[Saved data entries]
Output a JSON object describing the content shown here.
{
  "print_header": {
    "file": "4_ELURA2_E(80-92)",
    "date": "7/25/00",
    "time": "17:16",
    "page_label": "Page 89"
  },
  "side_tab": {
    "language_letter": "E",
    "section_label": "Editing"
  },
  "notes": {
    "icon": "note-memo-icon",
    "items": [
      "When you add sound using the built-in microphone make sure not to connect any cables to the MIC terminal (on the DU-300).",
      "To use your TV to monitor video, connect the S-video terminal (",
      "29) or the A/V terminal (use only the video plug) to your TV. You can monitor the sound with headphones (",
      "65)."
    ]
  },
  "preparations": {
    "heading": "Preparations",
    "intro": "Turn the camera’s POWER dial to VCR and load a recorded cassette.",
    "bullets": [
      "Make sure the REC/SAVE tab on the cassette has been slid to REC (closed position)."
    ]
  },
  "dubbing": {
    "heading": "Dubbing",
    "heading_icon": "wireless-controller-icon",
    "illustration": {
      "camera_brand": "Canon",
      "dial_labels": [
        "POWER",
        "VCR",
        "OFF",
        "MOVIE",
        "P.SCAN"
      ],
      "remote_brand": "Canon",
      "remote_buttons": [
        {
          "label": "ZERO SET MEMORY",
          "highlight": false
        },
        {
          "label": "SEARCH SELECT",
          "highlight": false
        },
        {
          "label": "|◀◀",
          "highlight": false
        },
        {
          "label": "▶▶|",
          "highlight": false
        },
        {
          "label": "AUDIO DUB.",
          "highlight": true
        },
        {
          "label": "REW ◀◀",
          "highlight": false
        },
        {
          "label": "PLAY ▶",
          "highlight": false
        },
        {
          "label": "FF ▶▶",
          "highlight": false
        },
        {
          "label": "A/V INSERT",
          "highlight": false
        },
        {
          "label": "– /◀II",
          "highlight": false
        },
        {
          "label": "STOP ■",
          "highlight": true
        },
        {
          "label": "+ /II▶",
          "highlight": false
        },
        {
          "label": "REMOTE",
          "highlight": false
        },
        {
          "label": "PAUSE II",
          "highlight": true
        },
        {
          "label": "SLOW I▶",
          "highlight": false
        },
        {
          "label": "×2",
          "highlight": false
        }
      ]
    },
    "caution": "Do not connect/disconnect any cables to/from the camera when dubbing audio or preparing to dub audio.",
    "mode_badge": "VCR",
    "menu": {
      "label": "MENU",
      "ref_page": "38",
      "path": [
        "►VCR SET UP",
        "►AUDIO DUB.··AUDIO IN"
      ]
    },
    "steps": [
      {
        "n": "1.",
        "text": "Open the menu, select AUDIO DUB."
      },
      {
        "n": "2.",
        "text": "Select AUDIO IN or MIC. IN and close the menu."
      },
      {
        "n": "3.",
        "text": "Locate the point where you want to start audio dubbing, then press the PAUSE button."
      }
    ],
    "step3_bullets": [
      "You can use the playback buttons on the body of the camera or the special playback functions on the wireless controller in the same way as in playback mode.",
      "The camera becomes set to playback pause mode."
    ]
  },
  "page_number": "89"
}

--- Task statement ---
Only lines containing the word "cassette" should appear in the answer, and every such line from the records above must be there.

--- Solution below ---
    "intro": "Turn the camera’s POWER dial to VCR and load a recorded cassette.",
      "Make sure the REC/SAVE tab on the cassette has been slid to REC (closed position)."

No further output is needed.